(Beginning of Material to process)
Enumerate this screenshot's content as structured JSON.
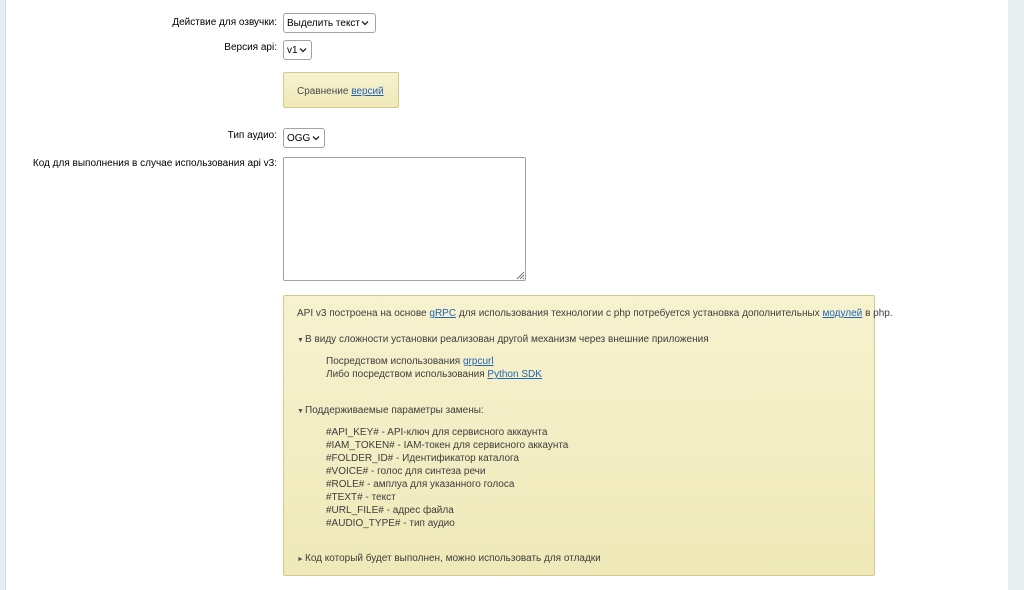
{
  "form": {
    "voice_action_label": "Действие для озвучки:",
    "voice_action_value": "Выделить текст",
    "api_version_label": "Версия api:",
    "api_version_value": "v1",
    "compare_text": "Сравнение",
    "compare_link": "версий",
    "audio_type_label": "Тип аудио:",
    "audio_type_value": "OGG",
    "code_label": "Код для выполнения в случае использования api v3:",
    "code_value": ""
  },
  "info": {
    "intro_pre": "API v3 построена на основе",
    "intro_link1": "gRPC",
    "intro_mid": "для использования технологии с php потребуется установка дополнительных",
    "intro_link2": "модулей",
    "intro_post": "в php.",
    "section1_title": "В виду сложности установки реализован другой механизм через внешние приложения",
    "section1_line1_pre": "Посредством использования",
    "section1_line1_link": "grpcurl",
    "section1_line2_pre": "Либо посредством использования",
    "section1_line2_link": "Python SDK",
    "section2_title": "Поддерживаемые параметры замены:",
    "params": [
      "#API_KEY# - API-ключ для сервисного аккаунта",
      "#IAM_TOKEN# - IAM-токен для сервисного аккаунта",
      "#FOLDER_ID# - Идентификатор каталога",
      "#VOICE# - голос для синтеза речи",
      "#ROLE# - амплуа для указанного голоса",
      "#TEXT# - текст",
      "#URL_FILE# - адрес файла",
      "#AUDIO_TYPE# - тип аудио"
    ],
    "section3_title": "Код который будет выполнен, можно использовать для отладки"
  }
}
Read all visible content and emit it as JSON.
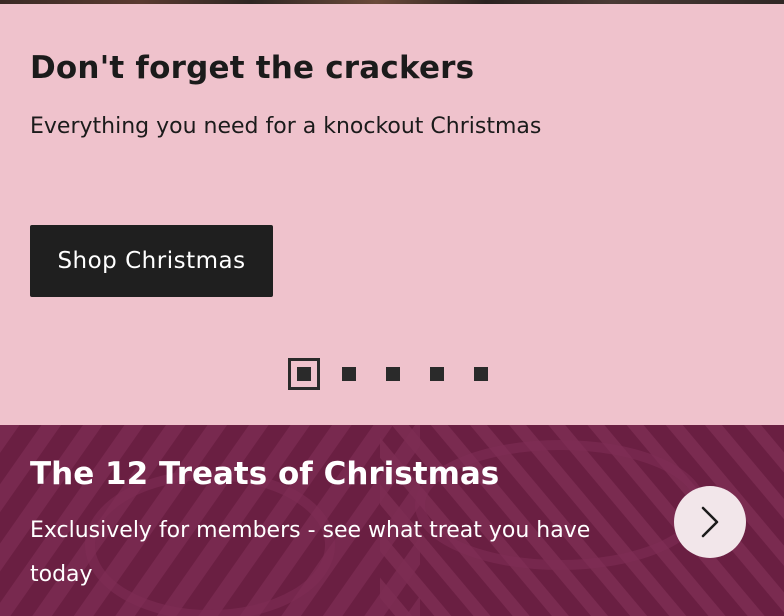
{
  "promo": {
    "title": "Don't forget the crackers",
    "subtitle": "Everything you need for a knockout Christmas",
    "button_label": "Shop Christmas",
    "background_color": "#efc2cc",
    "button_color": "#1f1f1f"
  },
  "carousel": {
    "total_slides": 5,
    "active_slide": 1
  },
  "members_banner": {
    "title": "The 12 Treats of Christmas",
    "text": "Exclusively for members - see what treat you have today",
    "next_icon": "chevron-right-icon",
    "background_color": "#6e2145"
  }
}
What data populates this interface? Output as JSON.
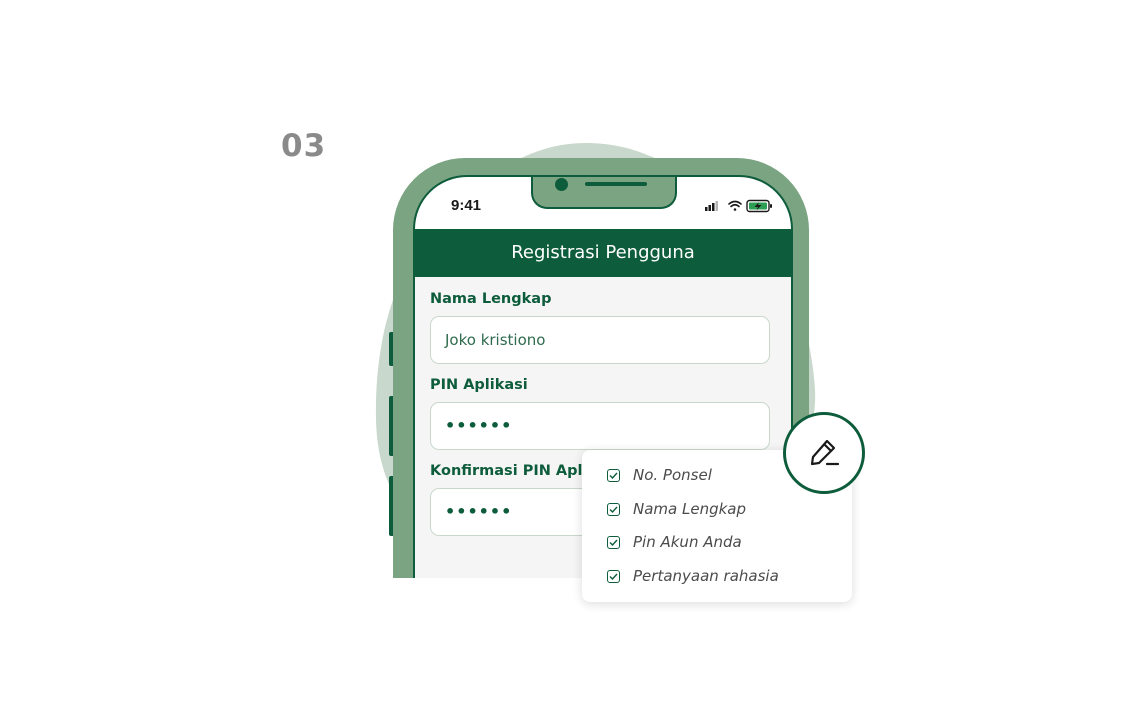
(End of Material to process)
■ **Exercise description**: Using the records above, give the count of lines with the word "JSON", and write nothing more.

■ **Answer to this task**: 3